● DATA:
——
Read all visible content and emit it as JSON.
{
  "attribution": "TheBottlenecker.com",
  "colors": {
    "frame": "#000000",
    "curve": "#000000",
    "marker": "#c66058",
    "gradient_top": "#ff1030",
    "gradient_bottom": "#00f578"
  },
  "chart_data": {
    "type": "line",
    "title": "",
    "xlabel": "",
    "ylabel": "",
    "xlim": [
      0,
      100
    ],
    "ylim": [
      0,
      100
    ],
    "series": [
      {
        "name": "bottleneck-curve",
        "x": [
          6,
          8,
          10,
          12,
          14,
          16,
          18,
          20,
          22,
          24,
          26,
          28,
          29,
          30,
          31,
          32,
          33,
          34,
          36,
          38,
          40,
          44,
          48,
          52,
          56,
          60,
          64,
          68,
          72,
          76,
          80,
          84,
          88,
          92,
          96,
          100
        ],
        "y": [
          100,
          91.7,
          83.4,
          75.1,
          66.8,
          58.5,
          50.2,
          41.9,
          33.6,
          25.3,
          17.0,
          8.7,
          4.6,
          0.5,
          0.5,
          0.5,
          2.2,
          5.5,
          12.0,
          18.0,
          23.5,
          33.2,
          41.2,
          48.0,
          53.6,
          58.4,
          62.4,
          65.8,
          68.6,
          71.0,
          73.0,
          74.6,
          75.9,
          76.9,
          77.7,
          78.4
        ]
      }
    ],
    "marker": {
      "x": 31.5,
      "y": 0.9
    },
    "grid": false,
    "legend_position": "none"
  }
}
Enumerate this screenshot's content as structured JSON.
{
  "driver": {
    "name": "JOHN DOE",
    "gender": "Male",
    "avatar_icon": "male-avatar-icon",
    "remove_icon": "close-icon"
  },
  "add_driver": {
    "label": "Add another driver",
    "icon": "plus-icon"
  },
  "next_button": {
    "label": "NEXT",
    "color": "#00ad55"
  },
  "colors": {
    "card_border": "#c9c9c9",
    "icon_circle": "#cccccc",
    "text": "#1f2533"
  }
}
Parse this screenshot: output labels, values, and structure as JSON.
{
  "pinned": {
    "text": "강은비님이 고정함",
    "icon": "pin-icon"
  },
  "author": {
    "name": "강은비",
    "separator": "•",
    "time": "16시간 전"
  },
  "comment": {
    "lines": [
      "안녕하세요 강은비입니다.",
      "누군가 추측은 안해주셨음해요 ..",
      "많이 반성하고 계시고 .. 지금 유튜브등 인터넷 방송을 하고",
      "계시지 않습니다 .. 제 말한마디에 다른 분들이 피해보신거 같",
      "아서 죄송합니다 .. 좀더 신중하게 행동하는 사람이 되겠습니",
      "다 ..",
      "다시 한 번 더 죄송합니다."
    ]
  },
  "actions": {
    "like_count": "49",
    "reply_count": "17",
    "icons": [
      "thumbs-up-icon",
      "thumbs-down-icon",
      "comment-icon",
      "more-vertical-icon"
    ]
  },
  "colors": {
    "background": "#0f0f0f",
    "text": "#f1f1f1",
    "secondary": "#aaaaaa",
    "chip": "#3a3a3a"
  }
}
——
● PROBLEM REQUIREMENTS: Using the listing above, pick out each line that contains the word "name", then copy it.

● WRITTEN ANSWER:
        "name": "bottleneck-curve",
    "name": "JOHN DOE",
    "name": "강은비",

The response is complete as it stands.